Subject: Re: multilink
To: Ignatios Souvatzis <>
From: Brian Somers <>
List: tech-net
Date: 06/06/2000 02:58:15
> On Thu, Jun 01, 2000 at 10:18:37AM +0100, Brian Somers wrote:
> > > On Wed, May 31, 2000 at 01:07:22AM +0100, Brian Somers wrote:
> > > 
> > > > User-ppp will do MP without any noticeable loss in performance. ...
> > > 
> > > ...for fast CPUs and slow links.
> > 
> > To an extent, yes.  I can get 1.5 Mb (bytes, not bits) through a 
> > synchronous back-to-back user-ppp connection on my laptop (PII366) 
> I notice this number...
> > with compression disabled.
> ... and this restriction.
> at what %CPU usage, and what context switch rate?

100% CPU usage.  I can't measure the context switch rate at the 
moment, but the 1.5Mb is flat-out hammering the machine.

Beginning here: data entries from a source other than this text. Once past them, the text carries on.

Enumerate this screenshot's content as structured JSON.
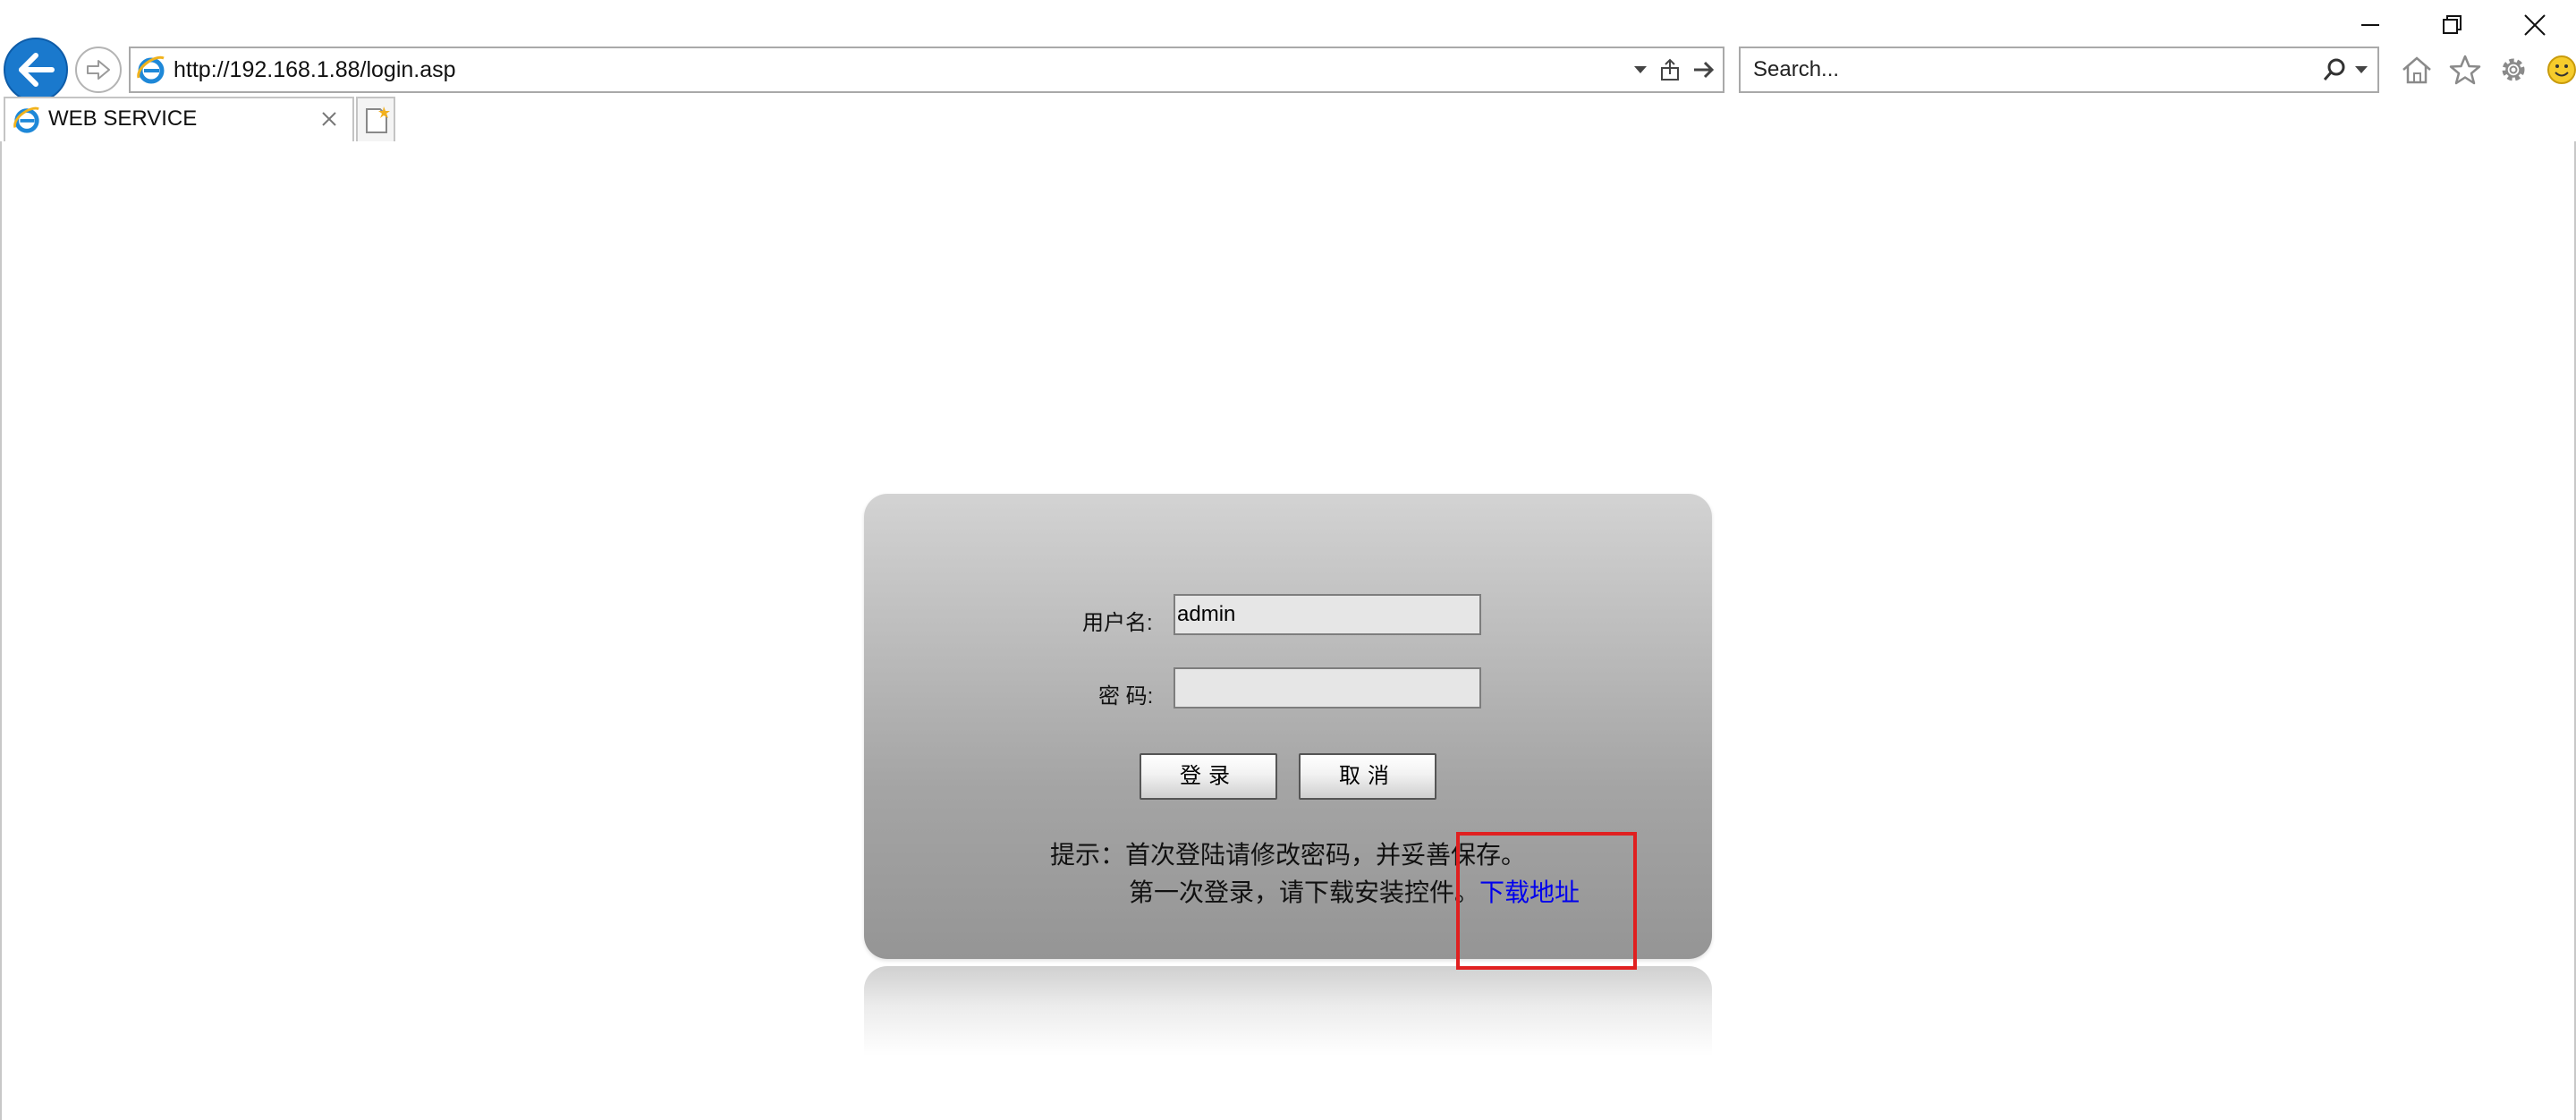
{
  "window": {
    "controls": {
      "minimize": "minimize",
      "restore": "restore",
      "close": "close"
    }
  },
  "nav": {
    "address": "http://192.168.1.88/login.asp",
    "search_placeholder": "Search..."
  },
  "tab": {
    "title": "WEB SERVICE"
  },
  "login": {
    "username_label": "用户名:",
    "username_value": "admin",
    "password_label": "密 码:",
    "password_value": "",
    "login_button": "登录",
    "cancel_button": "取消",
    "hint_line1": "提示：首次登陆请修改密码，并妥善保存。",
    "hint_line2": "第一次登录，请下载安装控件。",
    "download_link": "下载地址"
  },
  "colors": {
    "accent": "#1a79cd",
    "link": "#0000ee",
    "highlight": "#e02020"
  }
}
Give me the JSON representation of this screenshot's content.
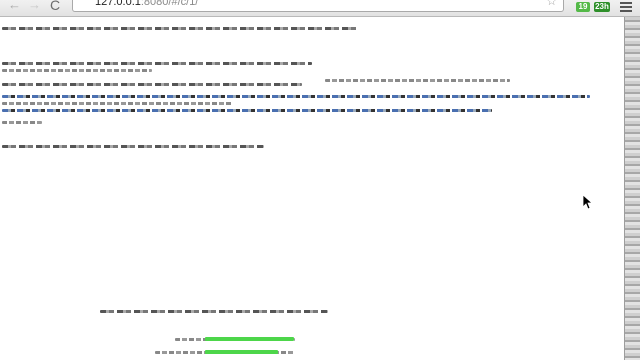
{
  "browser": {
    "url_host": "127.0.0.1",
    "url_rest": ":8080/#/c/1/",
    "nav": {
      "back_glyph": "←",
      "forward_glyph": "→",
      "reload_glyph": "C"
    },
    "star_glyph": "☆",
    "extensions": [
      {
        "icon": "extension-badge-icon",
        "count": "19"
      },
      {
        "icon": "extension-badge-icon",
        "count": "23h"
      }
    ],
    "menu_icon": "hamburger-menu-icon"
  },
  "page": {
    "progress_bars": [
      {
        "fraction": 0.55
      },
      {
        "fraction": 0.45
      }
    ]
  },
  "colors": {
    "progress_green": "#4dd64a",
    "link_blue": "#4a6fb0"
  }
}
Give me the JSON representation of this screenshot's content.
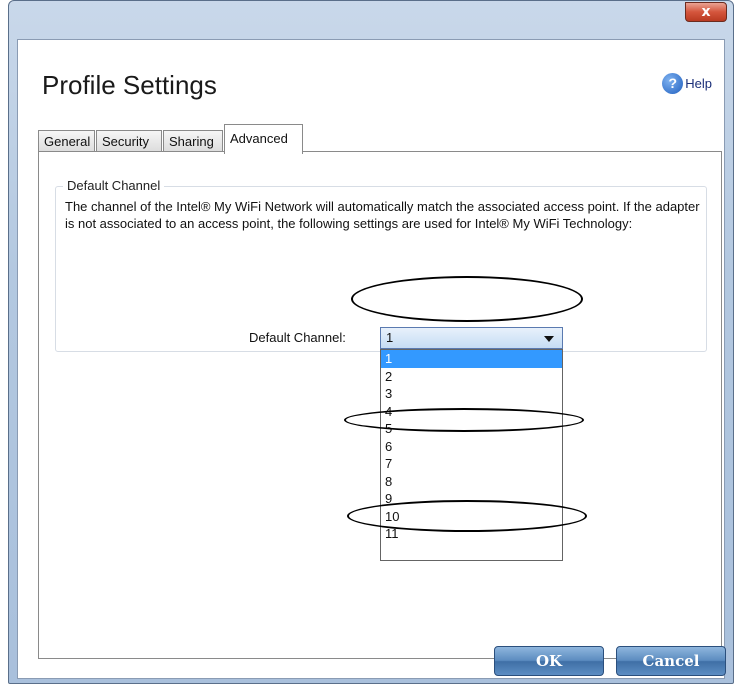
{
  "window": {
    "close_label": "x"
  },
  "header": {
    "title": "Profile Settings",
    "help_label": "Help",
    "help_icon": "help-question-icon"
  },
  "tabs": [
    {
      "label": "General"
    },
    {
      "label": "Security"
    },
    {
      "label": "Sharing"
    },
    {
      "label": "Advanced",
      "active": true
    }
  ],
  "group": {
    "legend": "Default Channel",
    "description": "The channel of the Intel® My WiFi Network will automatically match the associated access point. If the adapter is not associated to an access point, the following settings are used for Intel® My WiFi Technology:",
    "field_label": "Default Channel:",
    "selected_value": "1",
    "options": [
      "1",
      "2",
      "3",
      "4",
      "5",
      "6",
      "7",
      "8",
      "9",
      "10",
      "11"
    ]
  },
  "footer": {
    "ok_label": "OK",
    "cancel_label": "Cancel"
  },
  "colors": {
    "selection": "#3399ff",
    "button": "#4f7fb5",
    "close": "#c9452b"
  }
}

By back-to-back I mean that one ppp invocation is execing the other 
and they're talking via a socketpair() - CPU is intended to be the 
limiting factor as I'm trying to measure maximum throughput.

> > Also, I'd argue that on an SMP box, user-land MP ppp will beat the 
> > socks off any kernel implementation - at least for the forseeable 
> > (disclaimer: I know nothing about NetBSD SMP mutexes !!).  Especially 
> > when you introduce compression - usually better done in userland.
> Not necessarily. We're already doing it at a low priority software interupt,
> and I guess we could move it to a kernel thread now. Besides: if you're doing
> it in userland, you'll get an increasing context switch rate if you have (due
> to your increasing CPU capabilities) an increasing data rate (packet sizes are
> limited). So you'll be limited by context switching abilities of your hardware
> (CPU, caches, translation tables), not by CPU power per se.

On the above i386 with FreeBSD I'm still hitting CPU limitations and 
I guess NetBSD is the same, but I take your point.

I'm not sure how easy it would be to move the if_ppp stuff into kernel 
threads... if you take a look at the code, it's not exactly layered 
as you might expect :-(

> You're talking about machines with 10^3 to 10^4 times the CPU power of
> the low-end NetBSD machines, and about 50 times the memory. You'll always
> have a class of links for a given class of machines where userland PPP is
> ok... and you'll always have another class where it doesn't really work.

Yes, I can't deny that the bouncing of packets in & out of the 
kernel murders things when resources are at a premium.  I guess 
I'm just arguing that user-ppp isn't limited to high CPU low 
bandwidth solutions as the general case is a single-invocation 
single or dual link connection.  Even PPPoE (over ethernet) doesn't 
hit resource problems on modern hardware....

> So you should mention the details of your setup, if you're publishing claims
> like:
> > > > User-ppp will do MP without any noticeable loss in performance. ...

This was badly phrased. I *meant* it can do MP with an almost linear 
bandwidth increase - given that the CPU requirements are available.

> which is certainly true for fast modem to ISDN/double ISDN speeds on most of
> the supported machines... but not for every supported (by NetBSD) combination.

I was thinking of modem/isdn connections :-)

Having said that, I do virtually all my testing with either 
back-to-back connections on the same machine (``set device "!ppp 
-direct in"'') or PPPoverUDP... so in practice, my tests always 
hammer the machine and aren't really representative of anything 
except theoretical throughput.

My web site ( has links to various 
configuration possibilities for the curious.

> Of course, if you want to do multilink PPP, you have no choice currently.

And if you want to do PPP over Ethernet, sync cards, arbitrary programs, 
tcp or udp.  Even ppp over ISDN (i4b) is far easier with user-ppp.
User-ppp even deals with the ``first-connection'' problem :-)

There are trade-offs both ways...

> Regards,
> 	-is


Brian <>                        <brian@[uk.]>
      <>                   <brian@[uk.]>
Don't _EVER_ lose your sense of humour !